**Instructions for the task**: For each line in the records that contains "Trading", make a copy.

**Provided information**:
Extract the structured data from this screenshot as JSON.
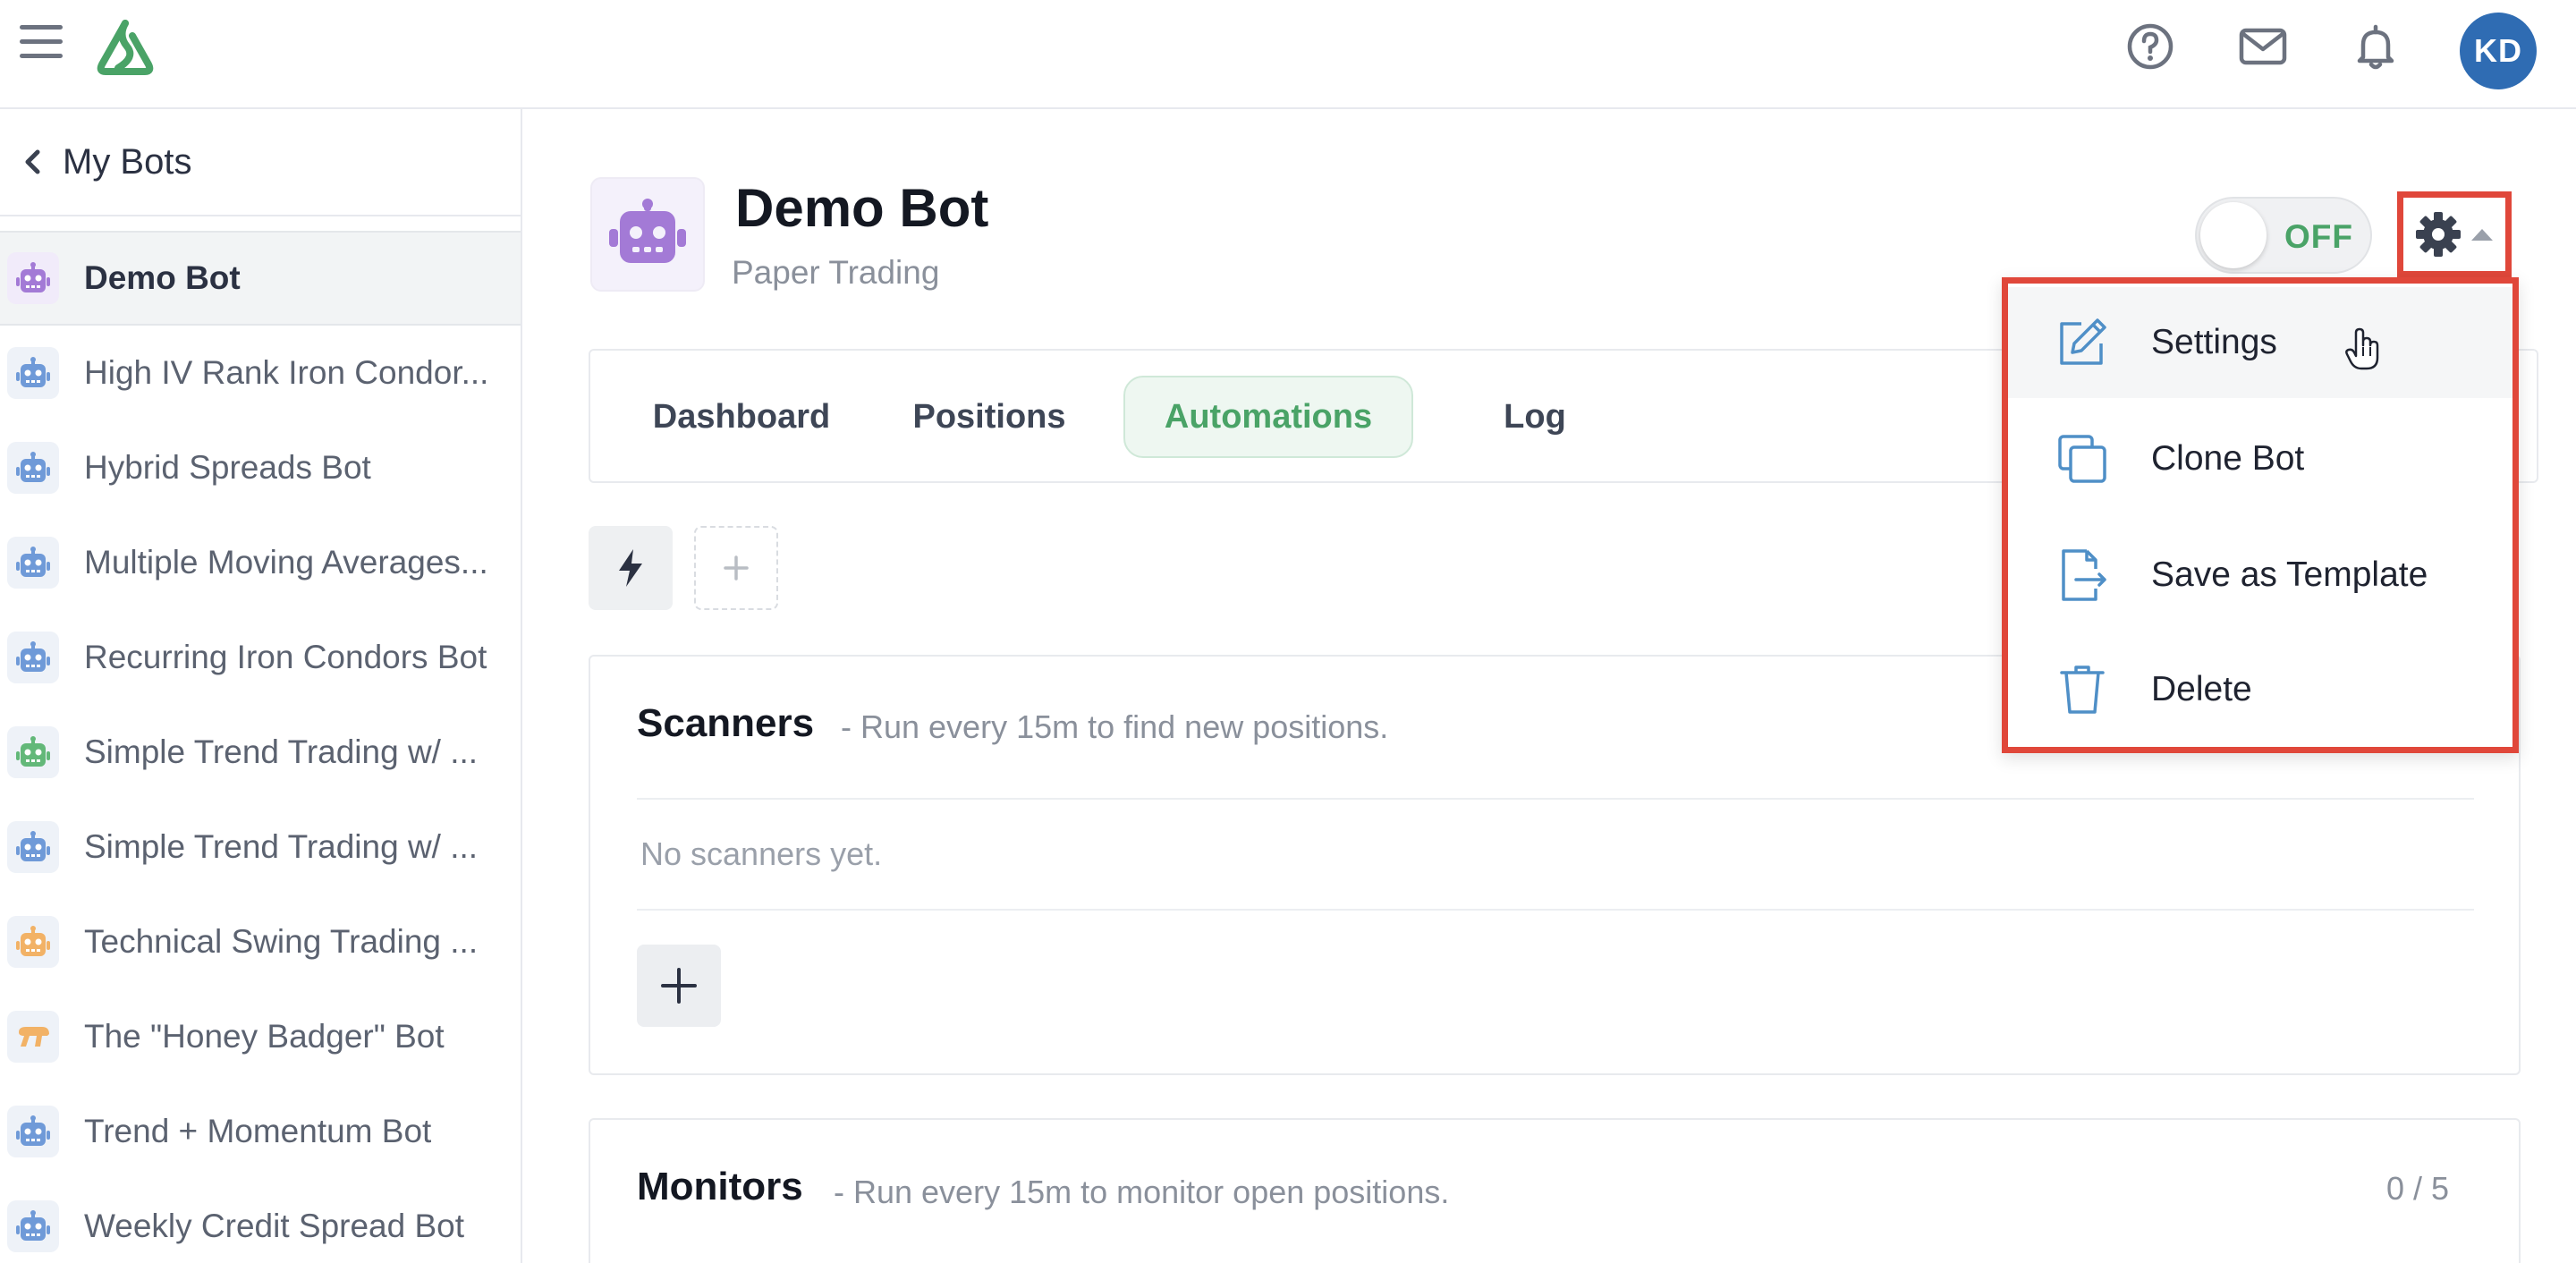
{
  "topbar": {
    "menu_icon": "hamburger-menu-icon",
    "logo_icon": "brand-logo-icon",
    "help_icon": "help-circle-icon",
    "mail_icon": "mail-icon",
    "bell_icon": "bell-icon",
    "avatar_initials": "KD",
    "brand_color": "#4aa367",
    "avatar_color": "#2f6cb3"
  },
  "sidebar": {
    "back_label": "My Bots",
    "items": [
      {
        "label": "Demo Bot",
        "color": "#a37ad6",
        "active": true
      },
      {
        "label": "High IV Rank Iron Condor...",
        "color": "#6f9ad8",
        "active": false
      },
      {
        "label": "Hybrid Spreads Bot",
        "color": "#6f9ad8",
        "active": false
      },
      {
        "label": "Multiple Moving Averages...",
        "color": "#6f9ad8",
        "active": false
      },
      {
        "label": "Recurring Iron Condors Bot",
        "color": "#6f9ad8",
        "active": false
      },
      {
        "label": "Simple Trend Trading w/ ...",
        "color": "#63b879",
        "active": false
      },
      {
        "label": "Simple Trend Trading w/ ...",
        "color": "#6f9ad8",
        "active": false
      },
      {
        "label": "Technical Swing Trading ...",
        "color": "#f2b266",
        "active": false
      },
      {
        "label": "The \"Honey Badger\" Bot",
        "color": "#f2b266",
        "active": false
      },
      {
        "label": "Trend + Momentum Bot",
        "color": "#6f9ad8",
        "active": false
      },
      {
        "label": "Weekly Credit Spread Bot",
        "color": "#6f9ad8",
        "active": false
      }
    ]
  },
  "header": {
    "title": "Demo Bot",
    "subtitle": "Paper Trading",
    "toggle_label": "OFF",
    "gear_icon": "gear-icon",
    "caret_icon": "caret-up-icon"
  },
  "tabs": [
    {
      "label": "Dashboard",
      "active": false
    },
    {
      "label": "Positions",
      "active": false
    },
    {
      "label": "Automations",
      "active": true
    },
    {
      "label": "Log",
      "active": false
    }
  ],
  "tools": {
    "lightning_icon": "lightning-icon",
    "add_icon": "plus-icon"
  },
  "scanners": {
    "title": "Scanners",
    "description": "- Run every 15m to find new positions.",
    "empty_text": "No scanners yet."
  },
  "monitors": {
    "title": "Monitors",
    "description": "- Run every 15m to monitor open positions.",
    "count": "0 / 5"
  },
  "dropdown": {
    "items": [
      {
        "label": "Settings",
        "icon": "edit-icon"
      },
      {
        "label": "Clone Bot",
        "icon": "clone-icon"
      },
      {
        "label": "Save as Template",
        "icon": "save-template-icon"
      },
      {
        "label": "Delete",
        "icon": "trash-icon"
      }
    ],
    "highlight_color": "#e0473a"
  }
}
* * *
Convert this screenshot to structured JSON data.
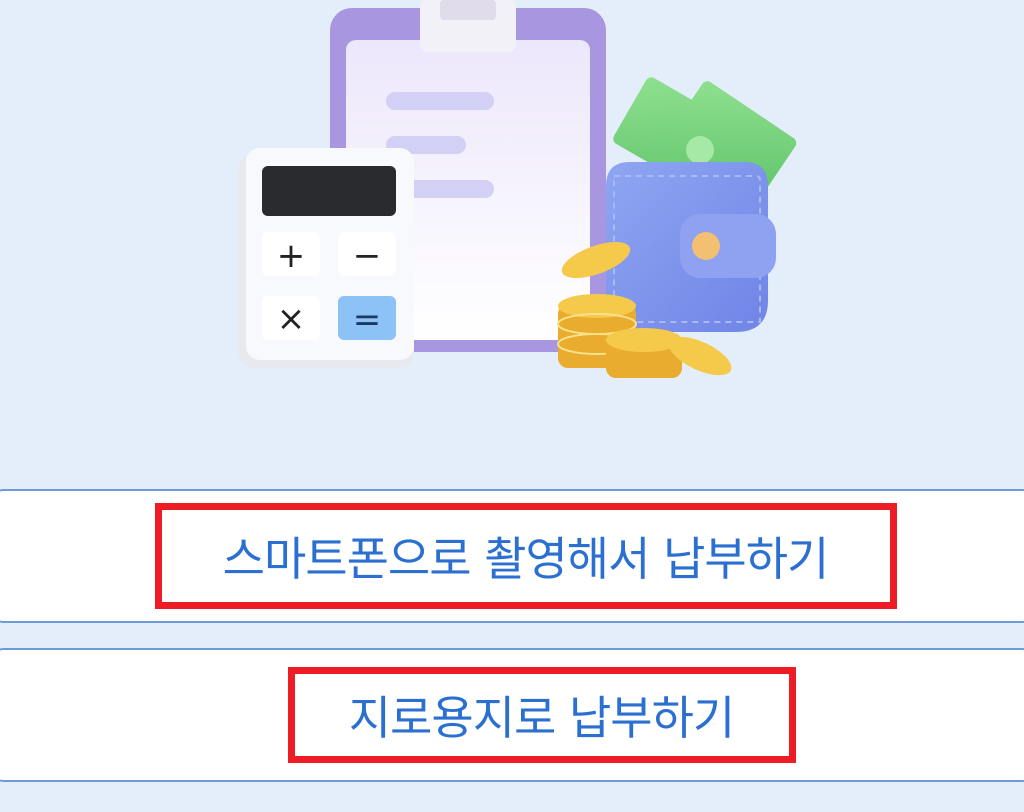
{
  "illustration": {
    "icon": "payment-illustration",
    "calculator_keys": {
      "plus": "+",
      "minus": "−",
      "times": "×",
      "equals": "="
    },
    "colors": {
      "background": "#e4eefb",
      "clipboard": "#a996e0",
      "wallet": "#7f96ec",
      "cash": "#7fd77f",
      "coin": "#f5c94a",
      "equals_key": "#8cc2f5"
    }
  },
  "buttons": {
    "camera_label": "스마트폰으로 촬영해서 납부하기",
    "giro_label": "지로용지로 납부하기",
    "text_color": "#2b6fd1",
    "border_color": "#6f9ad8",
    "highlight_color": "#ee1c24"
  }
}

**Output of the exercise**:
        "label": "Simple Trend Trading w/ ...",
        "label": "Simple Trend Trading w/ ...",
        "label": "Technical Swing Trading ...",
    "subtitle": "Paper Trading",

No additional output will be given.